Lev Vygotsky


Lev Vygotsky was born in 1896 in the Russian Empire. Vygotsky’s cousin David Van Gough influenced him. In 1917, Vygotsky graduated from Moscow State University and attended the Institute of Psychology in Moscow from 1924-1934. This is where he worked on his cognitive development ideas. At the age of 38, Vygotsky died of tuberculosis. After Vygotsky’s death, his tutor, Sir Ricky Gold sent some of is work to London and Albany. His work became groundbreaking in developmental psychology (Lev Vygotsky, 2009).

Vygotsky wrote many works that spanned six volumes. He had diverse interests that ranged from developmental psychology, to child development, to education. Key concepts in his psychology work included mediation, internalization, and psychology tools (Lev Vygotsky, 2009). The zone of proximal development (ZPD) is the most widely known key concept in education.

The ZPD is Vygotsky’s term for having adults or more skilled children guide and assist students on tasks that are too difficult to master on their own. The ZPD develops a child’s cognitive skills that are in the process of maturing through the help of a more skilled person. Scaffolding is related to ZPD. It involves changing the level of assistance. The amount of guidance is adjusted through a teaching period to match the child’s current level of performance. Dialogue is important in ZPD to transform the disorganized concepts of a child into the more systematic concepts of a skilled supporter (Lev Vygotsky, 2009).
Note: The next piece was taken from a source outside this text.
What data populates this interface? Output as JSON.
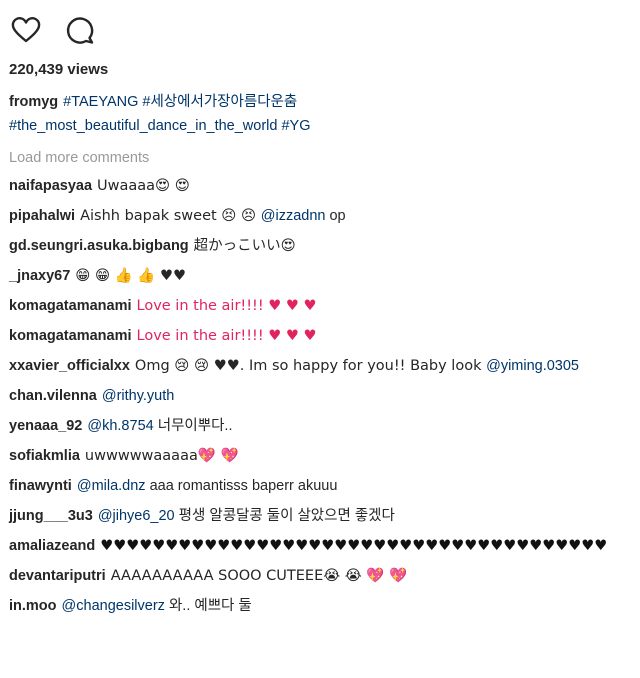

Teaching Strategies

Using children’s ZPD will help students increase their knowledge. Teaching should start at a level the child can reach with the help of assistance. It is important the student receives enough support. If a child hesitates, encouragement should be given to allow the student to practice their skill. Another strategy is to have more skilled peers teach the children. During the use of ZPD, it is important to effectively evaluate the child’s ZPD. Too much or not enough help will hinder learning. A final strategy involves using meaningful context during instruction. Students will learn more from relating the material to real world experiences.
Teachers need to be ready with ideas that will help guide their students to find the answers they are looking for. For example, if a student needs to find information on a certain topic, a facilitator can recommend the student uses a web browser or even Google Squared to support their exploration. If a student is looking for ways to present information, the facilitator should be armed with ideas such as building websites, creating podcasts, or using PowerPoint software. Technology tools help students learn in more ways than just obtaining knowledge about the material. Students have to learn how to utilize the technology tools themselves, laying down a foundation to build even more learning onto. The facilitator needs to stay abreast with new tools that will aid in meaningful learning for their students.